    A cross-sectional study might, for instance, find that aggressive 10-year-olds were more likely than docile 10-year-olds to have been spanked as toddlers, but that does not mean that spanking made them aggressive. They may have been spanked because they were acting out back then, too.

    Until more well-designed studies are released exposing the link between physical punishment and these horrible outcomes, the evidence is lacking. It is common sense to look at the millions of children who experienced physical punishment and matured into good adults throughout history to show the true impact of well-disciplined children.

    1 https://www.scientificamerican.com/article/what-science-says-and-doesn-t-about-spanking/

    by gert added 1 month ago 0 0
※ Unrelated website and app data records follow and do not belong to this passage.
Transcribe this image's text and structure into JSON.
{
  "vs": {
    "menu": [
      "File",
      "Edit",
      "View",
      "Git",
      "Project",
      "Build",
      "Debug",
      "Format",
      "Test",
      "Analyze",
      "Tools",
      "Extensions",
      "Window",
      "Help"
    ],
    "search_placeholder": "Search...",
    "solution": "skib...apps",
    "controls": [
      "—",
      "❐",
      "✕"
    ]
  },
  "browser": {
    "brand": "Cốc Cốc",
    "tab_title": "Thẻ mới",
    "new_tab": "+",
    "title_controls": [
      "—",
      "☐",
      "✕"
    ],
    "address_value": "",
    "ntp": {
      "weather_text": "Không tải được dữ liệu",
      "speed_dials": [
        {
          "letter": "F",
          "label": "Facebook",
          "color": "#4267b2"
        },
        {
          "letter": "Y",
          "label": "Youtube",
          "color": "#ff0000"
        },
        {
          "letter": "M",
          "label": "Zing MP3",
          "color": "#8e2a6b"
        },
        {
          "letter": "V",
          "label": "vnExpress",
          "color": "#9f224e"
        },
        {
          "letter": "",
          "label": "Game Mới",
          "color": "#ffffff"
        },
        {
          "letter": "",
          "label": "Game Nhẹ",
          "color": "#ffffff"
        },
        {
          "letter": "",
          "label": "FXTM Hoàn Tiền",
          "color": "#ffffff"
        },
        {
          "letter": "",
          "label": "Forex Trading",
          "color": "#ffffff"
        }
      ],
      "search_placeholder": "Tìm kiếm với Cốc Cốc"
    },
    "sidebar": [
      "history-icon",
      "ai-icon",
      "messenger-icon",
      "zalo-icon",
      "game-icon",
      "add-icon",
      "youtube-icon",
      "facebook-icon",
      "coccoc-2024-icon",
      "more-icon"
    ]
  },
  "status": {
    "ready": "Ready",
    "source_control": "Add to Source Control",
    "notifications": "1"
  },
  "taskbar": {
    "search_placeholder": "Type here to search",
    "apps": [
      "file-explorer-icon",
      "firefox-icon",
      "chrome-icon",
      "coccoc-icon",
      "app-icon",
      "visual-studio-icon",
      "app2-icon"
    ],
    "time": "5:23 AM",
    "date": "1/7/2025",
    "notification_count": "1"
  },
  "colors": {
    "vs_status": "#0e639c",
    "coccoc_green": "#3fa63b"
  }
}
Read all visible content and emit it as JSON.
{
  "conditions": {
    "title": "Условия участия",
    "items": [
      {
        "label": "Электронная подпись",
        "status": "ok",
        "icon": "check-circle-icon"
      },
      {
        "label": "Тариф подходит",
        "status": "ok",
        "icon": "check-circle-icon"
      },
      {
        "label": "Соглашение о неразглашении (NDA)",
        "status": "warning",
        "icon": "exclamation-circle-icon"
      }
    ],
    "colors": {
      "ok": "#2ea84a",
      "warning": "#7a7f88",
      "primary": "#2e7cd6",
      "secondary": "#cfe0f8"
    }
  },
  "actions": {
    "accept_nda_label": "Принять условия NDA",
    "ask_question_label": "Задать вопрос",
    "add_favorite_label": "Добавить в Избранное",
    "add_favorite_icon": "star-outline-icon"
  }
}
    Children are unwitting perpetrators of punishable deeds, often unaware of the immorality of and ramifications associated with their actions. The aim of any punishment is to teach them not only of consequence, but also of the harms caused by their action. Physical discipline is seldom accompanied by such explanations. Even in scenarios where there is a patient explanation of the wrongfulness of their deeds, it is lost as the parent administering the violent discipline becomes the person that the child momentarily dislikes and thus cannot connect to on a humane level to understand the legitmacy of their explanation. The parents become a superior entity who cannot be connected with, and is feared by the child, and deterrance, if any at all, is only as long as the fear of authority exists. 

    by Sudharshana added 3 weeks ago 0 0